7 Lessons Learned from 20 Years of Mycotoxin Detoxification Research

What mycotoxins have in common that they are toxic, secondary metabolites of fungi. However, they vary in their structures which leads to significant differences in their biochemical and physical properties. Many of the seven lessons below stem from these differences. 

1. Not every mycotoxin can be adsorbed

Although a plethora of literature on binding of mycotoxins is available, so far only certain clays have been shown to efficiently bind aflatoxins in the gastrointestinal tract of animals. However, not every clay can sufficiently bind aflatoxins and therefore a standardized method for evaluating aflatoxin binders was suggested in the European Union. 

Deoxynivalenol (DON) in particularly is known to be a non adsorbable mycotoxin as in vitro binding rates for clay based materials only is up to 20%. However, for DON activated carbon (AC) has been proposed as binding agents with higher binding rates. The downside of using activated carbon is that it impacts the uptake of essential nutrients in the animals—decreasing the nutritional value of feed. This leads to the next important lesson learned:

Figure 1. Mycotoxin binders work well for aflatoxins and ergot alkaloids, but not for T-2 Toxin or deoxynivalenol.
Figure 1. Mycotoxin binders work well for aflatoxins and ergot alkaloids, but not for T-2 Toxin or deoxynivalenol.

2. The additives should not have any negative impact on feed and animals

When activated carbon is used, animals are blackened which is not appreciated in the livestock industry. Furthermore, activated carbon is an unspecific binding agent which also binds vitamins and other nutrients. Taken over a longer period, depletions can take place. 

Often, quaternary amines are used to treat the surface of clays to modify their adsorption properties and behavior. These organophilic clays (organoclays) were proposed to bind mycotoxins like zearalenone (ZEN) and fumonisins. However, these modified clays were described to entail toxic effects. 

3. In vitro cannot be equated with in vivo

Organoclays actually have a very good binding behavior in vitro, but when examined in vivo both the selectivity and the specificity for mycotoxins is gone. In one of our test series we have evaluated two organoclays. 

While the binding efficiency for zearalenone (ZEN) in vitro was very good (> 90%), no improvement of reproductive organ parameters could be seen in vivo. This illustrates that reaction conditions in vitro (buffer solution) are quite different from in vivo (complex environment). This also leads to the next important lesson:

4. Specificity is key

A detoxifying agent will only work in a complex environment such as the gastrointestinal tract if it has a high specificity for the respective target mycotoxin. This is not only true for clay minerals and aflatoxins (see above) but also for enzymes that cleave or transform mycotoxins into metabolites. 
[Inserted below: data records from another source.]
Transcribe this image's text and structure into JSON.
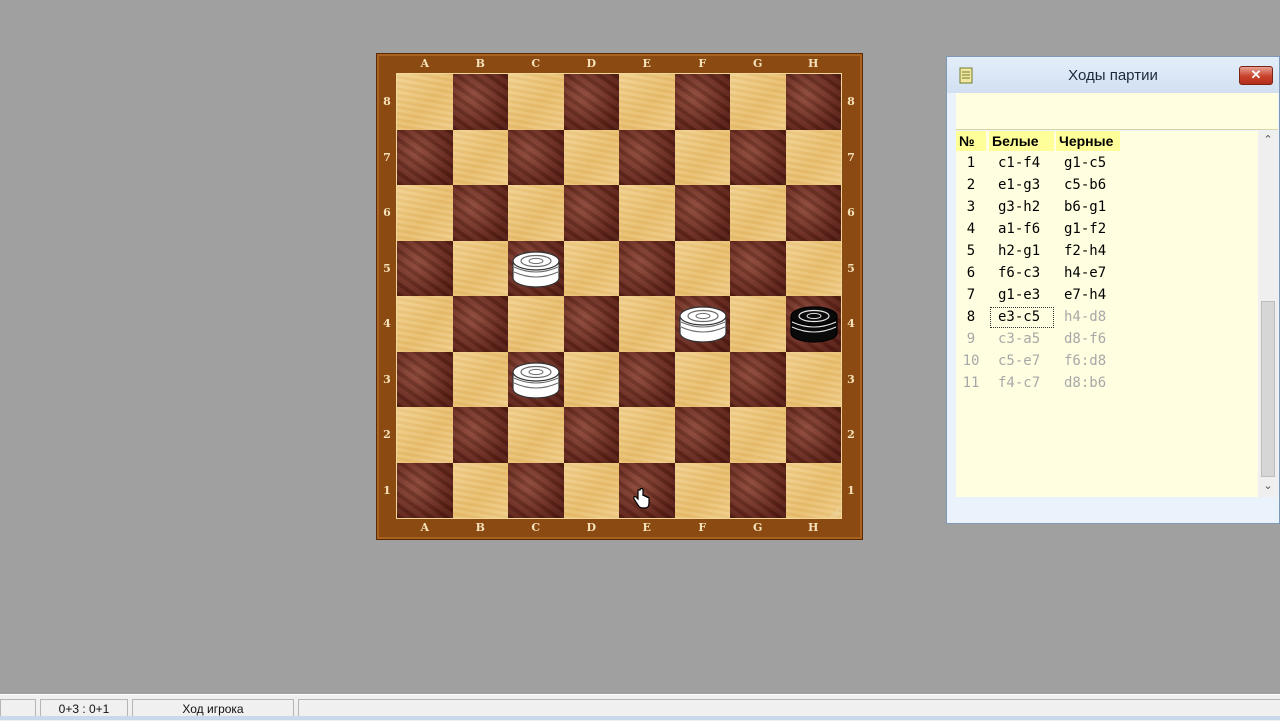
{
  "board": {
    "files_top": [
      "A",
      "B",
      "C",
      "D",
      "E",
      "F",
      "G",
      "H"
    ],
    "files_bottom": [
      "A",
      "B",
      "C",
      "D",
      "E",
      "F",
      "G",
      "H"
    ],
    "ranks": [
      "8",
      "7",
      "6",
      "5",
      "4",
      "3",
      "2",
      "1"
    ],
    "pieces": [
      {
        "square": "c5",
        "color": "white"
      },
      {
        "square": "f4",
        "color": "white"
      },
      {
        "square": "h4",
        "color": "black"
      },
      {
        "square": "c3",
        "color": "white"
      }
    ],
    "colors": {
      "frame": "#8a4a12",
      "light": "#ecc57a",
      "dark": "#6a2a20"
    }
  },
  "moves_window": {
    "title": "Ходы партии",
    "close_glyph": "✕",
    "headers": {
      "num": "№",
      "white": "Белые",
      "black": "Черные"
    },
    "rows": [
      {
        "num": "1",
        "white": "c1-f4",
        "black": "g1-c5"
      },
      {
        "num": "2",
        "white": "e1-g3",
        "black": "c5-b6"
      },
      {
        "num": "3",
        "white": "g3-h2",
        "black": "b6-g1"
      },
      {
        "num": "4",
        "white": "a1-f6",
        "black": "g1-f2"
      },
      {
        "num": "5",
        "white": "h2-g1",
        "black": "f2-h4"
      },
      {
        "num": "6",
        "white": "f6-c3",
        "black": "h4-e7"
      },
      {
        "num": "7",
        "white": "g1-e3",
        "black": "e7-h4"
      },
      {
        "num": "8",
        "white": "e3-c5",
        "black": "h4-d8"
      },
      {
        "num": "9",
        "white": "c3-a5",
        "black": "d8-f6"
      },
      {
        "num": "10",
        "white": "c5-e7",
        "black": "f6:d8"
      },
      {
        "num": "11",
        "white": "f4-c7",
        "black": "d8:b6"
      }
    ],
    "played_half_moves": 15,
    "scroll_up": "⌃",
    "scroll_down": "⌄"
  },
  "statusbar": {
    "score": "0+3 : 0+1",
    "status": "Ход игрока"
  }
}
In our research we have been able to demonstrate that a ZEN detoxifying enzyme needs favorable kinetic parameters such as a low KM value, a high catalytic rate and specific activities to work in the gastrointestinal tract of animals. However,  performance is not the most suitable endpoint for an in vivo experiment, and this leads to the next important learning: 

5. Biomarker are key in assessing the efficacy of mycotoxin deactivators

Specific biomarkers should be taken for the in vivo assessment of the detoxification product applied. Biomarkers could be the mycotoxin itself, its metabolites or any other marker which is influenced by the presence of the mycotoxin, like an altered sphinganine / sphingosine ratio, when fumonisins are present.

(Read Biomarkers for mycotoxins - Potentials and pitfalls).

In the case of testing the efficacy of ZEN-degrading enzymes, we used reproduction organ parameters, but also ZEN metabolites in urine and feces.

6. Prove that metabolites are non- or less toxic

When detoxifiers against mycotoxins are selected, it has to be assured that intermediates and end products are harmless for animals and the environment. Therefore, formed metabolites have to be investigated for any detrimental impact. 

For instance, we tested the in vitro and in vivo toxicity of hydrolyzed fumonisin (HFB), a metabolite produced during detoxification of fumonisins with a specific carboxylesterase. Furthermore, we analyzed if metabolites produced by a ZEN hydrolase still have estrogenic potential. 

7. Make sure that the deactivator is stable in the feed

Mycotoxin deactivators are always applied via the feed and for this reason products have to be formulated in a way that they are stable during processing and storage of feed. 

For a fumonisin-degrading enzyme (FUMzyme®)we have applied genetic engineering in order to improve its pelleting stability. By exchanging several amino acids the stability of the enzyme could be increased to pelleting conditions at 90°C.